My boyfriend and I have definitely visited Bob and Barbara at their amazing shop back in Cold Spring, NY. They are such amazing people who we fully intend on visiting again this summer sometime soon.
sVA: How would you describe your artistic point of view? What do you hope to communicate through your work?
By observing the essences, behaviors, and appearances of others and myself, I study the peculiarities of individuals, their relationships to one another and their environments. From this stock of my own wonders concerning our world and its inhabitants, my works portray personifications of our human abject experiences, which embody abnormal physical and psychological states. These abnormalities of existence manifest from the interplay of ourselves in our ordinary capacity, versus the occurrences of our daily internal fantasy lives. Fantasy, referring to our mind, soul and body’s intangible, yet real and deep felt phantom world, not sensed by others. These internal phantoms range from our darkest desires and fears, to our uncertainties of time, the fragility of life and what lies beyond this existence. I am fascinated with the mental forms that are conjured up from what we experience within pondering universal phenomena.
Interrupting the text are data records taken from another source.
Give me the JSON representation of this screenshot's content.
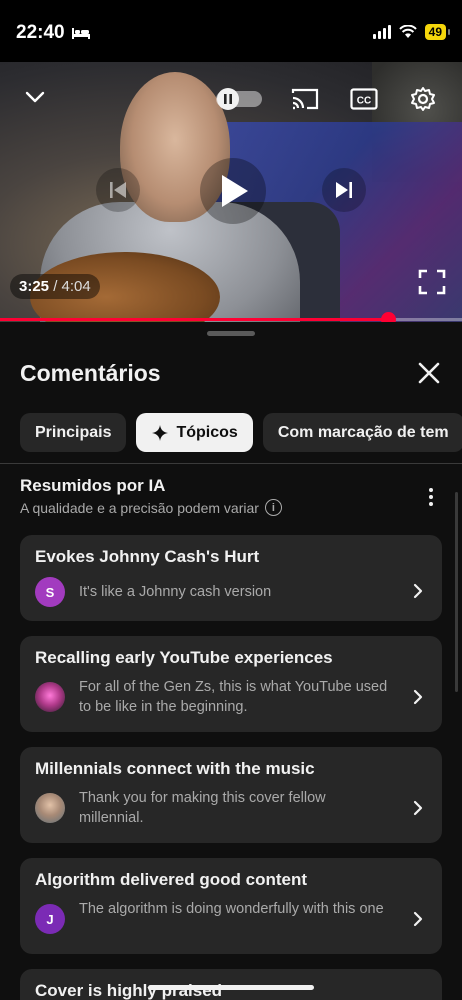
{
  "status_bar": {
    "time": "22:40",
    "battery": "49"
  },
  "player": {
    "current_time": "3:25",
    "separator": "/",
    "total_time": "4:04",
    "progress_fraction": 0.84,
    "colors": {
      "progress": "#ff0033"
    }
  },
  "comments": {
    "title": "Comentários",
    "chips": [
      {
        "label": "Principais",
        "active": false
      },
      {
        "label": "Tópicos",
        "active": true,
        "icon": "sparkle-icon"
      },
      {
        "label": "Com marcação de tem",
        "active": false
      }
    ],
    "ai_summary": {
      "title": "Resumidos por IA",
      "subtitle": "A qualidade e a precisão podem variar",
      "info_icon": "i"
    },
    "topics": [
      {
        "title": "Evokes Johnny Cash's Hurt",
        "avatar_letter": "S",
        "avatar_color": "#a23bbf",
        "text": "It's like a Johnny cash version"
      },
      {
        "title": "Recalling early YouTube experiences",
        "avatar_letter": "",
        "avatar_color": "#c23a9a",
        "text": "For all of the Gen Zs, this is what YouTube used to be like in the beginning."
      },
      {
        "title": "Millennials connect with the music",
        "avatar_letter": "",
        "avatar_color": "#7a8a92",
        "text": "Thank you for making this cover fellow millennial."
      },
      {
        "title": "Algorithm delivered good content",
        "avatar_letter": "J",
        "avatar_color": "#7b2bb5",
        "text": "The algorithm is doing wonderfully with this one"
      },
      {
        "title": "Cover is highly praised",
        "avatar_letter": "",
        "avatar_color": "#555555",
        "text": ""
      }
    ]
  }
}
Each of my characters and landscapes, as well as their operations, is the representation of these flights of fancies we have as well as the emotional reactions and bodily sensations that occur from having them. It is not where you are or what you are physically doing in the real world that I am interested in, rather where real life places you in your mind’s landscape, who you are and what you are doing there. This is what I am interested in recreating.
Through my allegory of human behavior the viewer is given another realm of reality through my perceptions of what is irrefutable that is often felt but not seen in what we consider the “real world.” Thus, through the lens of my own experiences, obsessions and observations, I direct the viewers’ visions to the complex, deep-level, make-up of who we are, and make us dwell on what we are- the abject human.
On my most recent works:
With a growing curiosity for spirituality, my most recent works of mixed media drawings and sculpture showcase the beginnings of my research on Alchemy, Greek and Egyptian mythology as well as religions from around the world. I have adopted gods, mythological creatures and burial ceremonies from different cultures as a part of my own belief system.
With these new insights, I have invented a mythology of characters, landscapes and metaphors that symbolize death, the afterlife, rebirth, spirits and souls. Ideas such as the philosopher’s stone, a substance that allows base metal to be turned into gold, and the Ouroboros symbolizing eternal rebirth, for example, all materialize within my allegorical works. In these poignant drawings with life-size characters, I present the viewer with moments of enlightened, transcendental states of our existence, and perhaps what happens to us as we pass on.
sVA: Are there any features of your work that are discomforting, for yourself or your viewer?
For myself – never. For the viewer, there used to be. During graduate school I received such wonderful constructive criticism on my work that made me see and make things differently, for the better. For quite some time, I was making a ton of self-portraiture with imagery that was difficult for my viewer to enter. For example, the expression on my face in the drawing would be painful to look at, or the sadness portrayed in my painting would become overwhelming. It was brought to my attention by Professor Richard Heipp that it was, “too much of Kymia in anguish.” He challenged me to speak of the same experiences but with imagery that could leave the works more open-ended and open period for the viewer. This unleashed a whole new way of making art for me. As soon as I removed my portrait, as well as the obvious “one-liners,” my work opened up to a totally new mythology of characters and panoramas that described my life experiences infinitely better. The works became less about a self-portrait and more about the world I lived in, which others found a relationship to in the most spectacularly interesting way.
sVA: What is next on your agenda?
My agenda is plain but not simple: to make work. I cannot wait to get into the studio!